And for the record – designing incentives isn’t easy. There are a lot of moving parts and a lot of psychology that go into the proper design of a program.
Case in point.
A recent article on the University of Chicago site outlined a study that tested different interventions to see what type of approach would have the biggest impact on fuel savings and reduction in carbon emissions. Even though only one of the approaches included an actual “incentive”, there are great learnings for program design in the other options.
For those that like to read – here’s the link to the study on their site – for the rest of you, a summary follows:
Goal: Help pilots decrease fuel costs and be more carbon-efficient in their flight practices.
- 40,000 flights
- Randomized captains to one of four groups
- “Business as usual” control group and three intervention groups receiving monthly letters: 1.) Personalized feedback on the previous month’s fuel efficiency practices, 2.) Targets and feedback on fuel efficiency in the upcoming month 3.) A £10 donation to a charity of the captain’s choosing for each of three behavior targets met.
- All four groups increased their implementation of fuel-efficient behaviors, demonstrating that informing captains of their involvement in a study significantly changed their behavior. (It’s a well-documented social science finding called the Hawthorne effect.)
- Tailored information with targets and feedback was the most cost-effective intervention, improving fueling precision, in-flight efficiency measures and efficient taxiing practices by 9 percent to 20 percent.
- Charitable contributions for meeting targets did not further change behavior, but captains in this group reported 6.5 percent higher job satisfaction than captains in the other groups.
My thoughts on this program.
- Incentives applied to behaviors that have an “intrinsic” element are not always effective. There is some cognitive dissonance associated with getting “paid” to do the right thing. This is not the case when the behavior you want doesn’t have any moral or ethical overtones. In other words… Incentives for selling stuff work. Incentives to give to the poor. Not as much.
- Never, ever overlook the impact of paying attention. Just knowing people are watching your work impacts your motivation to do it (and do it well.) I’ve talked at length in other posts about the effect of simply showing people you’re paying attention to them.
- Progress is one of the more powerful ways to drive behavior. People like challenges. People like to see how they are doing against their challenges and goals. This study again proved that out by showing pilots what they’ve done and suggesting ways to improve. How often do you do that with your own employees?
- Connecting job outcomes to positive actions (ie: charity) impact employees even if their performance doesn’t change. Something to learn for you employee engagement gurus. Good employee connections don’t always result in performance improvements.
And the big takeaway from this study:
The interventions appear to induce habit formation, as fuel efficiency measures remained in use after the study ended.
That’s right. After the study, the pilots continued to practice and use the skills they learned during the study. And isn’t that what we all want? We want to create an intervention – run it for a specific time frame – see the results – and then move on. This study shows that you can do that. You don’t have to continue to run incentives to get people to focus on what needs to be done.

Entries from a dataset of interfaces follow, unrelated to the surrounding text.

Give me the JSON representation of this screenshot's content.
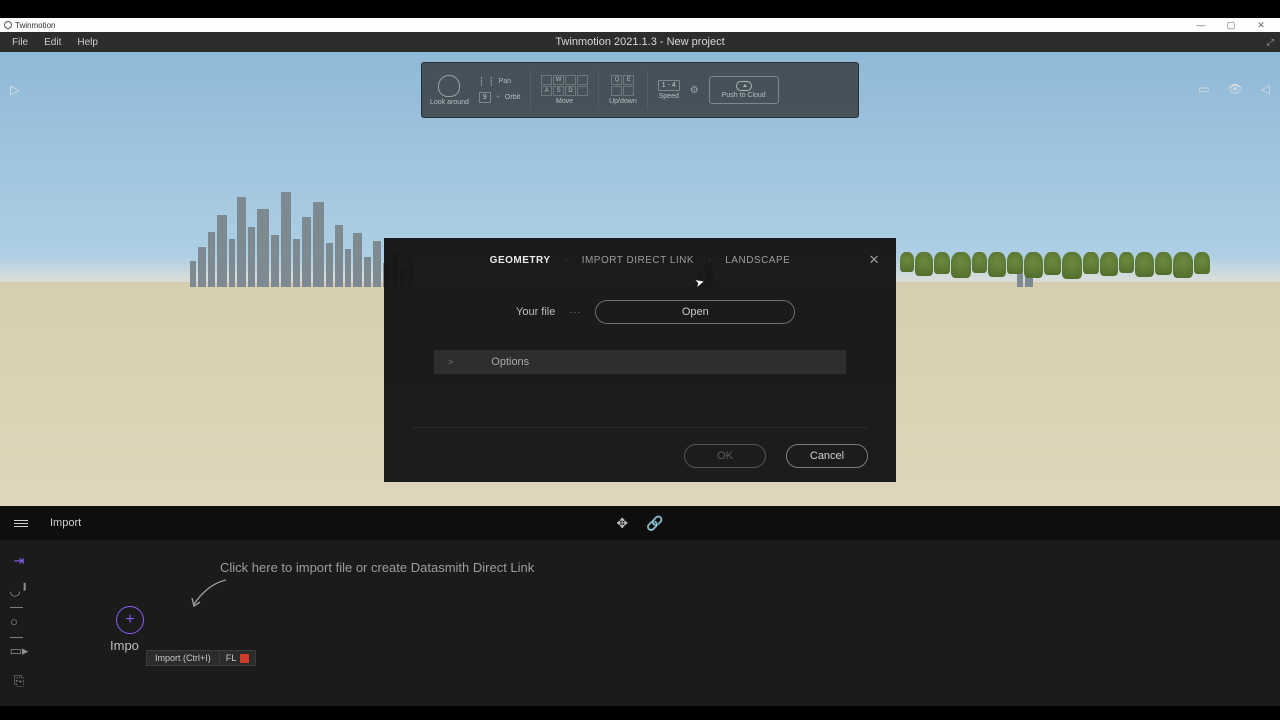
{
  "os": {
    "app_name": "Twinmotion",
    "win_min": "—",
    "win_max": "▢",
    "win_close": "✕"
  },
  "menubar": {
    "file": "File",
    "edit": "Edit",
    "help": "Help",
    "title": "Twinmotion 2021.1.3 - New project",
    "expand_icon": "⤢"
  },
  "hud": {
    "look_label": "Look around",
    "pan": "Pan",
    "orbit": "Orbit",
    "orbit_key": "9",
    "move_label": "Move",
    "move_keys_top": [
      "",
      "W",
      "",
      ""
    ],
    "move_keys_bot": [
      "A",
      "S",
      "D",
      ""
    ],
    "updown_label": "Up/down",
    "updown_keys_top": [
      "Q",
      "E"
    ],
    "updown_keys_bot": [
      "",
      ""
    ],
    "speed_label": "Speed",
    "speed_val": "1 - 4",
    "gear": "⚙",
    "cloud_label": "Push to Cloud"
  },
  "topright": {
    "aspect": "▭",
    "eye": "👁",
    "panel": "◁"
  },
  "dialog": {
    "tab_geometry": "GEOMETRY",
    "tab_directlink": "IMPORT DIRECT LINK",
    "tab_landscape": "LANDSCAPE",
    "sep": "·",
    "close": "✕",
    "your_file": "Your file",
    "dots": "···",
    "open": "Open",
    "options_chev": ">",
    "options": "Options",
    "ok": "OK",
    "cancel": "Cancel"
  },
  "dockbar": {
    "breadcrumb": "Import",
    "move_icon": "✥",
    "link_icon": "🔗"
  },
  "lower": {
    "hint": "Click here to import file or create Datasmith Direct Link",
    "import_trunc": "Impo",
    "tooltip_text": "Import (Ctrl+I)",
    "tooltip_key": "FL"
  },
  "sidetools": {
    "t0": "⇥",
    "t1": "◡╹",
    "t2": "—○—",
    "t3": "▭▸",
    "t4": "⎘"
  },
  "viewport": {
    "play": "▷"
  }
}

This is almost textbook except for the reward overlay, which would be more important for the vast majority of behaviors you’d want to influence in a channel program or a sales incentive. Reread my Point #1 above. Rewards work in most business situations. WHEN DESIGNED APPROPRIATELY!
Here’s to good program design.